Task to complete:
Among the records below, which lines contain the string "groups"? Report them.

Data extracts:
········

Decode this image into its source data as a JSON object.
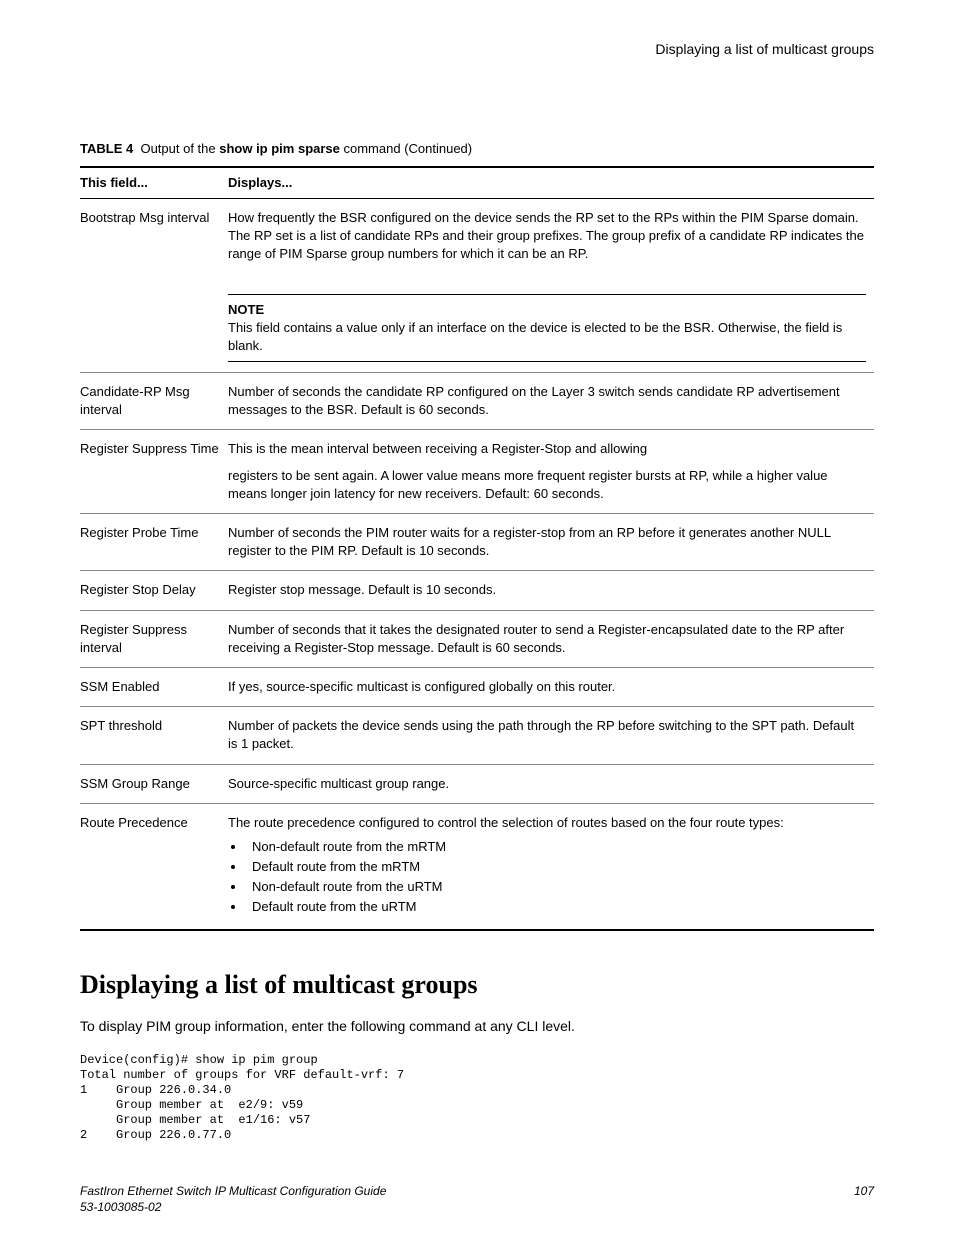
{
  "header": {
    "title": "Displaying a list of multicast groups"
  },
  "table": {
    "caption_prefix": "TABLE 4",
    "caption_mid": "Output of the ",
    "caption_bold": "show ip pim sparse",
    "caption_suffix": " command (Continued)",
    "col1": "This field...",
    "col2": "Displays...",
    "rows": [
      {
        "field": "Bootstrap Msg interval",
        "desc": "How frequently the BSR configured on the device sends the RP set to the RPs within the PIM Sparse domain. The RP set is a list of candidate RPs and their group prefixes. The group prefix of a candidate RP indicates the range of PIM Sparse group numbers for which it can be an RP.",
        "note_title": "NOTE",
        "note_body": "This field contains a value only if an interface on the device is elected to be the BSR. Otherwise, the field is blank."
      },
      {
        "field": "Candidate-RP Msg interval",
        "desc": "Number of seconds the candidate RP configured on the Layer 3 switch sends candidate RP advertisement messages to the BSR. Default is 60 seconds."
      },
      {
        "field": "Register Suppress Time",
        "desc": "This is the mean interval between receiving a Register-Stop and allowing",
        "desc2": "registers to be sent again. A lower value means more frequent register bursts at RP, while a higher value means longer join latency for new receivers. Default: 60 seconds."
      },
      {
        "field": "Register Probe Time",
        "desc": "Number of seconds the PIM router waits for a register-stop from an RP before it generates another NULL register to the PIM RP. Default is 10 seconds."
      },
      {
        "field": "Register Stop Delay",
        "desc": "Register stop message. Default is 10 seconds."
      },
      {
        "field": "Register Suppress interval",
        "desc": "Number of seconds that it takes the designated router to send a Register-encapsulated date to the RP after receiving a Register-Stop message. Default is 60 seconds."
      },
      {
        "field": "SSM Enabled",
        "desc": "If yes, source-specific multicast is configured globally on this router."
      },
      {
        "field": "SPT threshold",
        "desc": "Number of packets the device sends using the path through the RP before switching to the SPT path. Default is 1 packet."
      },
      {
        "field": "SSM Group Range",
        "desc": "Source-specific multicast group range."
      },
      {
        "field": "Route Precedence",
        "desc": "The route precedence configured to control the selection of routes based on the four route types:",
        "bullets": [
          "Non-default route from the mRTM",
          "Default route from the mRTM",
          "Non-default route from the uRTM",
          "Default route from the uRTM"
        ]
      }
    ]
  },
  "section": {
    "heading": "Displaying a list of multicast groups",
    "intro": "To display PIM group information, enter the following command at any CLI level.",
    "cli": "Device(config)# show ip pim group\nTotal number of groups for VRF default-vrf: 7\n1    Group 226.0.34.0\n     Group member at  e2/9: v59\n     Group member at  e1/16: v57\n2    Group 226.0.77.0"
  },
  "footer": {
    "left1": "FastIron Ethernet Switch IP Multicast Configuration Guide",
    "left2": "53-1003085-02",
    "right": "107"
  }
}
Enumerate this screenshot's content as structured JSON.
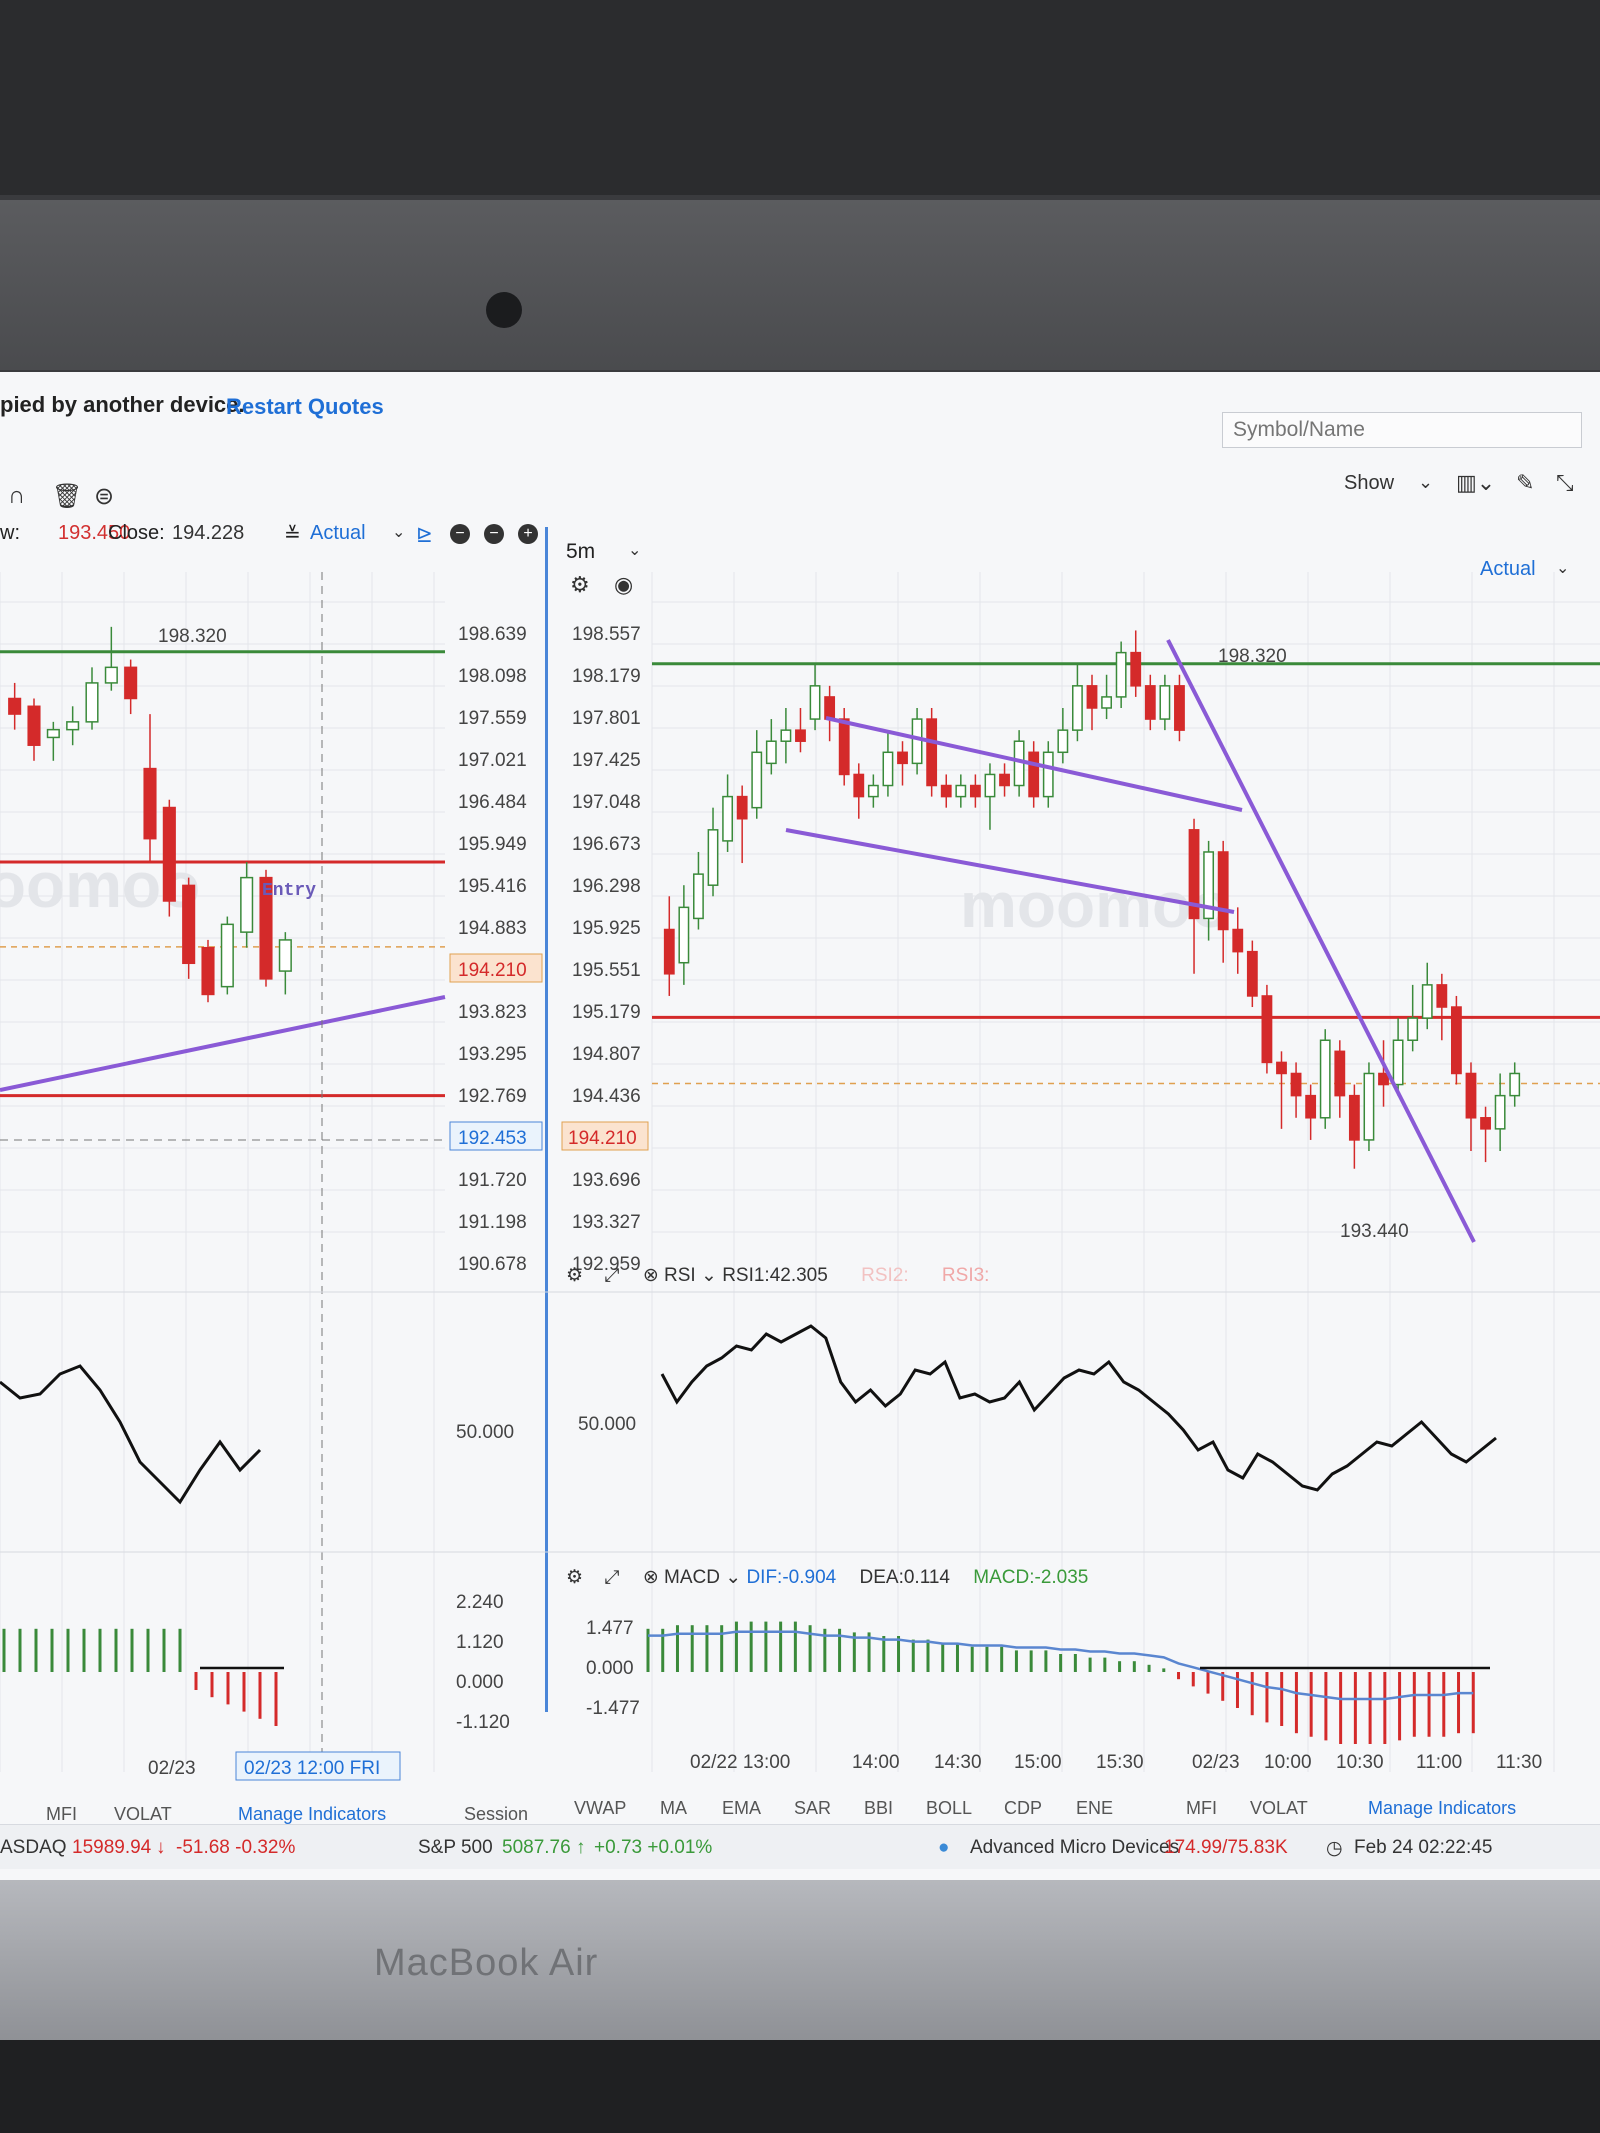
{
  "device_label": "MacBook Air",
  "app": {
    "notice": "pied by another device.",
    "restart_link": "Restart Quotes",
    "symbol_placeholder": "Symbol/Name",
    "show_label": "Show",
    "watermark": "moomoo"
  },
  "left_panel": {
    "low_label": "w:",
    "low_value": "193.450",
    "close_label": "Close:",
    "close_value": "194.228",
    "mode": "Actual",
    "high_marker": "198.320",
    "entry_label": "Entry",
    "price_ticks": [
      "198.639",
      "198.098",
      "197.559",
      "197.021",
      "196.484",
      "195.949",
      "195.416",
      "194.883",
      "194.210",
      "193.823",
      "193.295",
      "192.769",
      "192.453",
      "191.720",
      "191.198",
      "190.678"
    ],
    "current_price": "194.210",
    "crosshair_price": "192.453",
    "rsi_tick": "50.000",
    "macd_ticks": [
      "2.240",
      "1.120",
      "0.000",
      "-1.120"
    ],
    "date_label": "02/23",
    "crosshair_date": "02/23 12:00 FRI",
    "tabs": [
      "MFI",
      "VOLAT"
    ],
    "manage_indicators": "Manage Indicators",
    "session": "Session"
  },
  "right_panel": {
    "period": "5m",
    "mode": "Actual",
    "high_marker": "198.320",
    "low_marker": "193.440",
    "price_ticks": [
      "198.557",
      "198.179",
      "197.801",
      "197.425",
      "197.048",
      "196.673",
      "196.298",
      "195.925",
      "195.551",
      "195.179",
      "194.807",
      "194.436",
      "194.210",
      "193.696",
      "193.327",
      "192.959"
    ],
    "current_price": "194.210",
    "rsi": {
      "name": "RSI",
      "rsi1": "RSI1:42.305",
      "rsi2": "RSI2:",
      "rsi3": "RSI3:",
      "tick": "50.000"
    },
    "macd": {
      "name": "MACD",
      "dif": "DIF:-0.904",
      "dea": "DEA:0.114",
      "macd": "MACD:-2.035",
      "ticks": [
        "1.477",
        "0.000",
        "-1.477"
      ]
    },
    "time_ticks": [
      "02/22 13:00",
      "14:00",
      "14:30",
      "15:00",
      "15:30",
      "02/23",
      "10:00",
      "10:30",
      "11:00",
      "11:30"
    ],
    "tabs": [
      "VWAP",
      "MA",
      "EMA",
      "SAR",
      "BBI",
      "BOLL",
      "CDP",
      "ENE",
      "MFI",
      "VOLAT"
    ],
    "manage_indicators": "Manage Indicators"
  },
  "status_bar": {
    "nasdaq": "ASDAQ",
    "nasdaq_value": "15989.94",
    "nasdaq_change": "-51.68 -0.32%",
    "sp500": "S&P 500",
    "sp500_value": "5087.76",
    "sp500_change": "+0.73 +0.01%",
    "ticker_name": "Advanced Micro Devices",
    "ticker_value": "174.99/75.83K",
    "datetime": "Feb 24 02:22:45"
  },
  "colors": {
    "up": "#3a8a3a",
    "down": "#d42a2a",
    "trendline": "#8a5ad6",
    "accent": "#1f6fd6"
  },
  "chart_data": {
    "type": "candlestick",
    "period": "5m",
    "ylim": [
      192.959,
      198.557
    ],
    "candles": [
      {
        "o": 195.6,
        "c": 195.2,
        "h": 195.9,
        "l": 195.0
      },
      {
        "o": 195.3,
        "c": 195.8,
        "h": 196.0,
        "l": 195.1
      },
      {
        "o": 195.7,
        "c": 196.1,
        "h": 196.3,
        "l": 195.6
      },
      {
        "o": 196.0,
        "c": 196.5,
        "h": 196.7,
        "l": 195.9
      },
      {
        "o": 196.4,
        "c": 196.8,
        "h": 197.0,
        "l": 196.3
      },
      {
        "o": 196.8,
        "c": 196.6,
        "h": 196.9,
        "l": 196.2
      },
      {
        "o": 196.7,
        "c": 197.2,
        "h": 197.4,
        "l": 196.6
      },
      {
        "o": 197.1,
        "c": 197.3,
        "h": 197.5,
        "l": 197.0
      },
      {
        "o": 197.3,
        "c": 197.4,
        "h": 197.6,
        "l": 197.1
      },
      {
        "o": 197.4,
        "c": 197.3,
        "h": 197.6,
        "l": 197.2
      },
      {
        "o": 197.5,
        "c": 197.8,
        "h": 198.0,
        "l": 197.4
      },
      {
        "o": 197.7,
        "c": 197.5,
        "h": 197.8,
        "l": 197.3
      },
      {
        "o": 197.5,
        "c": 197.0,
        "h": 197.6,
        "l": 196.9
      },
      {
        "o": 197.0,
        "c": 196.8,
        "h": 197.1,
        "l": 196.6
      },
      {
        "o": 196.8,
        "c": 196.9,
        "h": 197.0,
        "l": 196.7
      },
      {
        "o": 196.9,
        "c": 197.2,
        "h": 197.4,
        "l": 196.8
      },
      {
        "o": 197.2,
        "c": 197.1,
        "h": 197.3,
        "l": 196.9
      },
      {
        "o": 197.1,
        "c": 197.5,
        "h": 197.6,
        "l": 197.0
      },
      {
        "o": 197.5,
        "c": 196.9,
        "h": 197.6,
        "l": 196.8
      },
      {
        "o": 196.9,
        "c": 196.8,
        "h": 197.0,
        "l": 196.7
      },
      {
        "o": 196.8,
        "c": 196.9,
        "h": 197.0,
        "l": 196.7
      },
      {
        "o": 196.9,
        "c": 196.8,
        "h": 197.0,
        "l": 196.7
      },
      {
        "o": 196.8,
        "c": 197.0,
        "h": 197.1,
        "l": 196.5
      },
      {
        "o": 197.0,
        "c": 196.9,
        "h": 197.1,
        "l": 196.8
      },
      {
        "o": 196.9,
        "c": 197.3,
        "h": 197.4,
        "l": 196.8
      },
      {
        "o": 197.2,
        "c": 196.8,
        "h": 197.3,
        "l": 196.7
      },
      {
        "o": 196.8,
        "c": 197.2,
        "h": 197.3,
        "l": 196.7
      },
      {
        "o": 197.2,
        "c": 197.4,
        "h": 197.6,
        "l": 197.1
      },
      {
        "o": 197.4,
        "c": 197.8,
        "h": 198.0,
        "l": 197.3
      },
      {
        "o": 197.8,
        "c": 197.6,
        "h": 197.9,
        "l": 197.4
      },
      {
        "o": 197.6,
        "c": 197.7,
        "h": 197.9,
        "l": 197.5
      },
      {
        "o": 197.7,
        "c": 198.1,
        "h": 198.2,
        "l": 197.6
      },
      {
        "o": 198.1,
        "c": 197.8,
        "h": 198.3,
        "l": 197.7
      },
      {
        "o": 197.8,
        "c": 197.5,
        "h": 197.9,
        "l": 197.4
      },
      {
        "o": 197.5,
        "c": 197.8,
        "h": 197.9,
        "l": 197.4
      },
      {
        "o": 197.8,
        "c": 197.4,
        "h": 197.9,
        "l": 197.3
      },
      {
        "o": 196.5,
        "c": 195.7,
        "h": 196.6,
        "l": 195.2
      },
      {
        "o": 195.7,
        "c": 196.3,
        "h": 196.4,
        "l": 195.5
      },
      {
        "o": 196.3,
        "c": 195.6,
        "h": 196.4,
        "l": 195.3
      },
      {
        "o": 195.6,
        "c": 195.4,
        "h": 195.8,
        "l": 195.2
      },
      {
        "o": 195.4,
        "c": 195.0,
        "h": 195.5,
        "l": 194.9
      },
      {
        "o": 195.0,
        "c": 194.4,
        "h": 195.1,
        "l": 194.3
      },
      {
        "o": 194.4,
        "c": 194.3,
        "h": 194.5,
        "l": 193.8
      },
      {
        "o": 194.3,
        "c": 194.1,
        "h": 194.4,
        "l": 193.9
      },
      {
        "o": 194.1,
        "c": 193.9,
        "h": 194.2,
        "l": 193.7
      },
      {
        "o": 193.9,
        "c": 194.6,
        "h": 194.7,
        "l": 193.8
      },
      {
        "o": 194.5,
        "c": 194.1,
        "h": 194.6,
        "l": 193.9
      },
      {
        "o": 194.1,
        "c": 193.7,
        "h": 194.2,
        "l": 193.44
      },
      {
        "o": 193.7,
        "c": 194.3,
        "h": 194.4,
        "l": 193.6
      },
      {
        "o": 194.3,
        "c": 194.2,
        "h": 194.6,
        "l": 194.0
      },
      {
        "o": 194.2,
        "c": 194.6,
        "h": 194.8,
        "l": 194.1
      },
      {
        "o": 194.6,
        "c": 194.8,
        "h": 195.1,
        "l": 194.5
      },
      {
        "o": 194.8,
        "c": 195.1,
        "h": 195.3,
        "l": 194.7
      },
      {
        "o": 195.1,
        "c": 194.9,
        "h": 195.2,
        "l": 194.6
      },
      {
        "o": 194.9,
        "c": 194.3,
        "h": 195.0,
        "l": 194.2
      },
      {
        "o": 194.3,
        "c": 193.9,
        "h": 194.4,
        "l": 193.6
      },
      {
        "o": 193.9,
        "c": 193.8,
        "h": 194.0,
        "l": 193.5
      },
      {
        "o": 193.8,
        "c": 194.1,
        "h": 194.3,
        "l": 193.6
      },
      {
        "o": 194.1,
        "c": 194.3,
        "h": 194.4,
        "l": 194.0
      }
    ],
    "horizontal_lines": [
      198.0,
      194.807
    ],
    "rsi": [
      62,
      55,
      60,
      64,
      66,
      69,
      68,
      72,
      70,
      72,
      74,
      71,
      60,
      55,
      58,
      54,
      57,
      63,
      62,
      65,
      56,
      57,
      55,
      56,
      60,
      53,
      57,
      61,
      63,
      62,
      65,
      60,
      58,
      55,
      52,
      48,
      43,
      45,
      38,
      36,
      42,
      40,
      37,
      34,
      33,
      37,
      39,
      42,
      45,
      44,
      47,
      50,
      46,
      42,
      40,
      43,
      46
    ],
    "macd_hist": [
      1.2,
      1.2,
      1.3,
      1.3,
      1.3,
      1.3,
      1.4,
      1.4,
      1.4,
      1.4,
      1.4,
      1.3,
      1.2,
      1.2,
      1.1,
      1.1,
      1.0,
      1.0,
      0.9,
      0.9,
      0.8,
      0.8,
      0.7,
      0.7,
      0.7,
      0.6,
      0.6,
      0.6,
      0.5,
      0.5,
      0.4,
      0.4,
      0.3,
      0.3,
      0.2,
      0.1,
      -0.2,
      -0.4,
      -0.6,
      -0.8,
      -1.0,
      -1.2,
      -1.4,
      -1.5,
      -1.7,
      -1.8,
      -1.9,
      -2.0,
      -2.0,
      -2.0,
      -2.0,
      -1.9,
      -1.8,
      -1.8,
      -1.8,
      -1.7,
      -1.7
    ],
    "left_candles": [
      {
        "o": 197.4,
        "c": 197.2,
        "h": 197.6,
        "l": 197.0
      },
      {
        "o": 197.3,
        "c": 196.8,
        "h": 197.4,
        "l": 196.6
      },
      {
        "o": 196.9,
        "c": 197.0,
        "h": 197.1,
        "l": 196.6
      },
      {
        "o": 197.0,
        "c": 197.1,
        "h": 197.3,
        "l": 196.8
      },
      {
        "o": 197.1,
        "c": 197.6,
        "h": 197.8,
        "l": 197.0
      },
      {
        "o": 197.6,
        "c": 197.8,
        "h": 198.32,
        "l": 197.5
      },
      {
        "o": 197.8,
        "c": 197.4,
        "h": 197.9,
        "l": 197.2
      },
      {
        "o": 196.5,
        "c": 195.6,
        "h": 197.2,
        "l": 195.3
      },
      {
        "o": 196.0,
        "c": 194.8,
        "h": 196.1,
        "l": 194.6
      },
      {
        "o": 195.0,
        "c": 194.0,
        "h": 195.1,
        "l": 193.8
      },
      {
        "o": 194.2,
        "c": 193.6,
        "h": 194.3,
        "l": 193.5
      },
      {
        "o": 193.7,
        "c": 194.5,
        "h": 194.6,
        "l": 193.6
      },
      {
        "o": 194.4,
        "c": 195.1,
        "h": 195.3,
        "l": 194.2
      },
      {
        "o": 195.1,
        "c": 193.8,
        "h": 195.2,
        "l": 193.7
      },
      {
        "o": 193.9,
        "c": 194.3,
        "h": 194.4,
        "l": 193.6
      }
    ]
  }
}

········

Response to the exercise:
    "title": "Displaying a list of multicast groups"
    "heading": "Displaying a list of multicast groups",
    "cli": "Device(config)# show ip pim group\nTotal number of groups for VRF default-vrf: 7\n1    Group 226.0.34.0\n     Group member at  e2/9: v59\n     Group member at  e1/16: v57\n2    Group 226.0.77.0"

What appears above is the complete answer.